* Beat is very important in weaving. If your draft calls for a square pattern, you need to regulate your beat so that the packs per inch roughly equal the ends per inch so the pattern comes out square instead of rectangular.

* Picking washed fiber can be done with no tools but using a dog brush or a flicker will produce fiber ready for roving See: flicking

For more techniques on preparing fiber see: prepare fiber

* To get some beautiful shades of gradual color change in your yarn, ply in a prescribed sequence. For example in a 3 ply blend Yellow, Blue and Red like: Y Y Y, Y Y B, Y B B, B B B, B B R etc.. A sequence can also be a warp or weft structure.

If you would like stripes see: stripes

* In Sheep to Shawl at the Washington State Fair the weft is produced the day the shawl is made, so tends to be the same color. A tip the weavers heard from a judge is to use the color of the weft for the warp floating selvages. It makes a nice edge and the weft and warp bury down in together. In “Let’s talk color” they used this idea when there were color changes in the weft and they have other related tips when the weft changes color. Check out:
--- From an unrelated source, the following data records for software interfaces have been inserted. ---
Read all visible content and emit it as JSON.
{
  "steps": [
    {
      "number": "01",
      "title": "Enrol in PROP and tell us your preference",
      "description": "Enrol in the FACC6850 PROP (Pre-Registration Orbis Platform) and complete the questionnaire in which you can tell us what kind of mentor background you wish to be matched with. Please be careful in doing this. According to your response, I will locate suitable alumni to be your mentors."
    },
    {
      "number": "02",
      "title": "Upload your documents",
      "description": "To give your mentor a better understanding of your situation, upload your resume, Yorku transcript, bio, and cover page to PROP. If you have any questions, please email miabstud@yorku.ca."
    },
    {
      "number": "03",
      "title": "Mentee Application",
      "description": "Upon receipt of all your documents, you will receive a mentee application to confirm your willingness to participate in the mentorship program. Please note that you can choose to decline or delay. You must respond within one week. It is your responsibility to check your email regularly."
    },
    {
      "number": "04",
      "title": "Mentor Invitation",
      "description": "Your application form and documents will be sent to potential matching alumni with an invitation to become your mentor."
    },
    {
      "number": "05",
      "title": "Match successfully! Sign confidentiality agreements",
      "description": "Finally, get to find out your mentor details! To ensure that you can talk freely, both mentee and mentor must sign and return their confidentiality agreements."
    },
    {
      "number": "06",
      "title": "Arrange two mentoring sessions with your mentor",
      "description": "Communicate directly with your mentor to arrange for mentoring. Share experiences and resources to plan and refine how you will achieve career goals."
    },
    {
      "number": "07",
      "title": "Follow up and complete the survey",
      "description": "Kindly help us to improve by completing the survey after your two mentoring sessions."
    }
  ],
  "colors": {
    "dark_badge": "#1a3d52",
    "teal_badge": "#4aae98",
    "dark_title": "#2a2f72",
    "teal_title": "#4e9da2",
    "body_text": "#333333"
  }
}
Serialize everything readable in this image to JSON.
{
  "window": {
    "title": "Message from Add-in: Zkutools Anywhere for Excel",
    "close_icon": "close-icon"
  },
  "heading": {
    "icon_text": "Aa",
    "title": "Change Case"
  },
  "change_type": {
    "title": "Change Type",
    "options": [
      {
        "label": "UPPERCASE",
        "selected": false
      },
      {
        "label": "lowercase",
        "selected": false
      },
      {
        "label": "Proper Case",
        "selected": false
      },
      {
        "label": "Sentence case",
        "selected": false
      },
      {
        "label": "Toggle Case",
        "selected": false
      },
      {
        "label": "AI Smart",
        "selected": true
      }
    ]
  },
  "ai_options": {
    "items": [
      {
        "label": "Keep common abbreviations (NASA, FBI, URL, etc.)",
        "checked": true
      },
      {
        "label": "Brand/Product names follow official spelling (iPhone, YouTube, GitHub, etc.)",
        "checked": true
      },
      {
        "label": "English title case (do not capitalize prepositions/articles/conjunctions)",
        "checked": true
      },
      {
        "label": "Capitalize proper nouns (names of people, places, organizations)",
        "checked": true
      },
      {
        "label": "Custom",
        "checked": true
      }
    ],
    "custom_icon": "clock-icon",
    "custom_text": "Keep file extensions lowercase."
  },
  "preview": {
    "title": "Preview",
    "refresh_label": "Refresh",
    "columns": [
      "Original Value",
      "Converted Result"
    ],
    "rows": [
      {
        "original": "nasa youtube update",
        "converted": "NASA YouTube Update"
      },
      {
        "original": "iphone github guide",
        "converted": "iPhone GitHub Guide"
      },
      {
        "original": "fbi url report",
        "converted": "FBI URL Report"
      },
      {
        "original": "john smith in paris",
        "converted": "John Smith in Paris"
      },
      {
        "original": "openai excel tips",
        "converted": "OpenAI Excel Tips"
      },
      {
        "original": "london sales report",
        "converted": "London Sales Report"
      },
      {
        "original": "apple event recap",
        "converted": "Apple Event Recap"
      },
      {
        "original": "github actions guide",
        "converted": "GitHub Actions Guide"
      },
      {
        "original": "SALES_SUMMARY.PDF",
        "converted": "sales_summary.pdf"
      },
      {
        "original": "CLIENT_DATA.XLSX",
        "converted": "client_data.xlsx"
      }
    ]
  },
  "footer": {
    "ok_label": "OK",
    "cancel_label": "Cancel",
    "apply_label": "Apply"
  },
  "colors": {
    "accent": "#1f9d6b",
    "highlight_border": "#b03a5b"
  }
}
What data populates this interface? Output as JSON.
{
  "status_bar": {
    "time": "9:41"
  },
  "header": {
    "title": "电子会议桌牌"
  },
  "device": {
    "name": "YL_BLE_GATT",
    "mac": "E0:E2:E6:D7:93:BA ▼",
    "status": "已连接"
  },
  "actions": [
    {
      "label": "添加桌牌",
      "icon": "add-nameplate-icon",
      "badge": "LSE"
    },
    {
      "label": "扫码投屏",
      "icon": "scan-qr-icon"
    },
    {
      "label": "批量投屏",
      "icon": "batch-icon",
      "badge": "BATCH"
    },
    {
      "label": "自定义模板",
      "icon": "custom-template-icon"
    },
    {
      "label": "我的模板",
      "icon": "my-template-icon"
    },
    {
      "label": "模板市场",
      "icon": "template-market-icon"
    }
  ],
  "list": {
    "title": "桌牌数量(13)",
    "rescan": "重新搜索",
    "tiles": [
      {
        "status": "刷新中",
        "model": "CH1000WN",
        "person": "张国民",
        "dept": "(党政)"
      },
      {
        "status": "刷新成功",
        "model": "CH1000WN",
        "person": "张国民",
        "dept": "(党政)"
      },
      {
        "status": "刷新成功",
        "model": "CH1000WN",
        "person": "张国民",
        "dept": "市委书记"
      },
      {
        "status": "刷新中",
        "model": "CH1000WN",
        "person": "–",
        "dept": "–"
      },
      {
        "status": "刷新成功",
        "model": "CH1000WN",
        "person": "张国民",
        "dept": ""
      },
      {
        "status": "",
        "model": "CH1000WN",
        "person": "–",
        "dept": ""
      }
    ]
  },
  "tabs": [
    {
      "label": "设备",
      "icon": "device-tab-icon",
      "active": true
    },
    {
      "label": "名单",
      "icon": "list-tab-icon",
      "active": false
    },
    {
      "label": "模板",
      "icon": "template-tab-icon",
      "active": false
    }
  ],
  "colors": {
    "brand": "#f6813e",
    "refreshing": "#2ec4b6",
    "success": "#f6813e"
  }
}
For more ideas on good selvages see:

* Tamie said she swore by weaving programs when designing for Sheep to Shawl. If you are interested in using computer programs talk with Carrie about what is happening in the Weaving Design Software Study Group.

* Two person warping is a great practice and can catch errors early in the process. Invite a friend to help and have a warping party. Wine after warping is recommended.

* Did you enjoy the oatmeal black walnut cookies in February? Someone did and the let the Tip Jar know.


2 cups shortening
2 cups brown sugar
2 cups white sugar
4 eggs
2 tsp. vanilla
3 cups flour
2 tsp. salt
2 tsp. soda
6 cups quick-cooking rolled oats
1/2 cup chopped walnuts

Beat shortening, sugars, eggs and vanilla until creamy. Add flour, salt and soda and mix thoroughly. Add oatmeal and nuts and mix. Form into rolls 1to 1-1/2 inches in diameter, about 12 inches long, and wrap in plastic wrap. Chill completely. Slice with sharp knife about 1/4 inch thick. Bake on non-greased cookie sheet at 350 degrees for about 10 minutes. Let cool slightly in pan, then remove to cooling rack.

Note: I use more nuts than called for. This time I made 1/2 the recipe and used 1 cup black walnuts. It is the black walnuts, as opposed to regular walnuts or pecans, that give the cookies their particular flavor. Sometimes I break the big batch into several smaller ones and add different things to each part, such as chocolate chips, raisins or date pieces. I think you can do pretty much whatever sounds good.